- _What this task involves_
Starting from the first line below, count every line holding the word "Setting", then state the total alone.

(Dataset entries)
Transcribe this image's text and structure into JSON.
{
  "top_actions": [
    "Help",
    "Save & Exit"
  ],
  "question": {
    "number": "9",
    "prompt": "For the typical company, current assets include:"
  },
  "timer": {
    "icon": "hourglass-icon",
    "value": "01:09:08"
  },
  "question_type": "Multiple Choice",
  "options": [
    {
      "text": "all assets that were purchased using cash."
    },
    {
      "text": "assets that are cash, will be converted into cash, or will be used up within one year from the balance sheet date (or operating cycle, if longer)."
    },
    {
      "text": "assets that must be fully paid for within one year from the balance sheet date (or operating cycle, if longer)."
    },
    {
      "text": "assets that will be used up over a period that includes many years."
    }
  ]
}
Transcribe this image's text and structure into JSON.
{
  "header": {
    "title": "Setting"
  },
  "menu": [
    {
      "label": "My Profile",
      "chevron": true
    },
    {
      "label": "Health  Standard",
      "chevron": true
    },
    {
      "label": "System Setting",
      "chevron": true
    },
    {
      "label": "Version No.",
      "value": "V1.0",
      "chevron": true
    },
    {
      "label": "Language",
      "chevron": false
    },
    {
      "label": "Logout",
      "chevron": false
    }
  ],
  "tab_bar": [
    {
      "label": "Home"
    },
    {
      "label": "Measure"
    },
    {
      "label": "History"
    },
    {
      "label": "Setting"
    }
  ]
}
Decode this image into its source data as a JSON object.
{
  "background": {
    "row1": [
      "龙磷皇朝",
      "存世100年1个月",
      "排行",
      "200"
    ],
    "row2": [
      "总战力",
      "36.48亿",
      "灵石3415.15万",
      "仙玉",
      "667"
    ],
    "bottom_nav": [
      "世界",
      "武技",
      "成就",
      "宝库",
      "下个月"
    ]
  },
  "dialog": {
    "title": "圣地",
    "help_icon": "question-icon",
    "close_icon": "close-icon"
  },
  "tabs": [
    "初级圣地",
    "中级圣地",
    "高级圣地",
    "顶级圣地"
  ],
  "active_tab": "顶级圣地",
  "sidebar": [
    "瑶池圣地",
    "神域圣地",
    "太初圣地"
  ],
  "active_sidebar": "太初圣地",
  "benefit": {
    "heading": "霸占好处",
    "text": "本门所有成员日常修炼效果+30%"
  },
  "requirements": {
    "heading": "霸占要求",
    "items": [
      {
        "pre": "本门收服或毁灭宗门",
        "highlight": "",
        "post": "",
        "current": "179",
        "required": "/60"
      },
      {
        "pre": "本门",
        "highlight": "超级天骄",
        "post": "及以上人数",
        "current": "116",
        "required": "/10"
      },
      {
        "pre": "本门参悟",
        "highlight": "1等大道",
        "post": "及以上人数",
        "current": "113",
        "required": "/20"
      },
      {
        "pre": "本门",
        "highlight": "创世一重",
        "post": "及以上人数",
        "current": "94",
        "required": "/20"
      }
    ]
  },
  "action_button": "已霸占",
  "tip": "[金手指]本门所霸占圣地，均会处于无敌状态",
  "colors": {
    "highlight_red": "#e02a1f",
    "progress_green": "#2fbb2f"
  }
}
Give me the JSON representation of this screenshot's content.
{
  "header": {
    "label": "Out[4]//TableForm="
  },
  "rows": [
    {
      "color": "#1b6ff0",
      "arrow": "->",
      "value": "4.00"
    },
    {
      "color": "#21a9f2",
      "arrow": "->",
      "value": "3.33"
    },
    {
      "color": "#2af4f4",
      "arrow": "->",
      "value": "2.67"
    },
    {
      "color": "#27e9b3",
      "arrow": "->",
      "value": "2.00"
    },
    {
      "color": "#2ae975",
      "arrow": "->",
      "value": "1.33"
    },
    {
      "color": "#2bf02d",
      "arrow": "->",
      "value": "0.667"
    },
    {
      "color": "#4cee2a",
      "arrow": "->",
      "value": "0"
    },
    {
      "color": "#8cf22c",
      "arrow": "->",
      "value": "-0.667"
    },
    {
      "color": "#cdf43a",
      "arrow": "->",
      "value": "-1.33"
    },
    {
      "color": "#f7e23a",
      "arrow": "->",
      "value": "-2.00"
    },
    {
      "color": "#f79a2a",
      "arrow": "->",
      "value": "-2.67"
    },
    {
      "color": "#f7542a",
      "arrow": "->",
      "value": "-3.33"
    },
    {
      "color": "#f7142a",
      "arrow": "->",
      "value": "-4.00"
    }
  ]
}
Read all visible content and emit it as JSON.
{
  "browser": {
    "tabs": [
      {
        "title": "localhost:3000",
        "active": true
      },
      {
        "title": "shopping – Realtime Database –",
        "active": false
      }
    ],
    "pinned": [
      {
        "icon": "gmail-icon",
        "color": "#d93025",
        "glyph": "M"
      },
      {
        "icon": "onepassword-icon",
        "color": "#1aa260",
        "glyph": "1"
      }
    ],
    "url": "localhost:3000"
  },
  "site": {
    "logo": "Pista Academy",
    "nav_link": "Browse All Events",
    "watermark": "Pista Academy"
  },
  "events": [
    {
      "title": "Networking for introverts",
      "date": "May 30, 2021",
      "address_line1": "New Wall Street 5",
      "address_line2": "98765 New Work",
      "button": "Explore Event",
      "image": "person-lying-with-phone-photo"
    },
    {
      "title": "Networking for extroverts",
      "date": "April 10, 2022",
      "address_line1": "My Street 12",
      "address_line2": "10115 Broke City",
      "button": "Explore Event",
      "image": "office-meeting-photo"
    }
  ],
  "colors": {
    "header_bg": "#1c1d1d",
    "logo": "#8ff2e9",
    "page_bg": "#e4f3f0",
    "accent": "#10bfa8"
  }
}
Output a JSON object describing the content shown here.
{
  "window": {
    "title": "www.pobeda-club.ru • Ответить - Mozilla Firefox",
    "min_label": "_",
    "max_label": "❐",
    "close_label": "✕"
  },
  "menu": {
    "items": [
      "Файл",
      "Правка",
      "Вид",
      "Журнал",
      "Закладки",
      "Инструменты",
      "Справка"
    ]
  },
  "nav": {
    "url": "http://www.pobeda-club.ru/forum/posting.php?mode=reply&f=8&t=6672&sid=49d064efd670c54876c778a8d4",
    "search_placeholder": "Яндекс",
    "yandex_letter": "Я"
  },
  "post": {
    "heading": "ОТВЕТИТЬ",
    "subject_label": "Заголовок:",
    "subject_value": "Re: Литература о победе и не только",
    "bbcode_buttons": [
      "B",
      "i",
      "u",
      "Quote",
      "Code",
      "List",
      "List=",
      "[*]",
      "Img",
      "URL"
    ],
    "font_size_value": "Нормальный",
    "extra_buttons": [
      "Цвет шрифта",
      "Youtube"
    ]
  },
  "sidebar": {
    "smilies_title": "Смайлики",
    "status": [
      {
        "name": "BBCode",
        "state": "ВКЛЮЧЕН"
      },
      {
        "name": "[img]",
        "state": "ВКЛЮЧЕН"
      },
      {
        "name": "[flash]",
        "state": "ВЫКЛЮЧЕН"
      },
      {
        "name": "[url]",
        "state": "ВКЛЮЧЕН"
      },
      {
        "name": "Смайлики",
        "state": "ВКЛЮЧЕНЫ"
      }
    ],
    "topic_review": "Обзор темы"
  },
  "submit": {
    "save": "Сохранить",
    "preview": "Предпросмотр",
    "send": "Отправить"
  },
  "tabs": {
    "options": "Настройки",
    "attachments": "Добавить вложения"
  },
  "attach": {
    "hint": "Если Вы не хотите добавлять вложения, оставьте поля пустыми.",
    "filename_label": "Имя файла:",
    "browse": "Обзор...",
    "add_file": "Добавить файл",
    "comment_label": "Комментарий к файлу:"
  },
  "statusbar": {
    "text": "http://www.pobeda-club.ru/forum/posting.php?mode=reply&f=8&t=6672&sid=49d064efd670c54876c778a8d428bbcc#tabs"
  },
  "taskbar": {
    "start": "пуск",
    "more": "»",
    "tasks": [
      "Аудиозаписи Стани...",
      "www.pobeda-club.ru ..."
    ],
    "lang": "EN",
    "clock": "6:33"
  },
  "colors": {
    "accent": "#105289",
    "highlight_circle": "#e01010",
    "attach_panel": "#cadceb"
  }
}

- _Task output_
3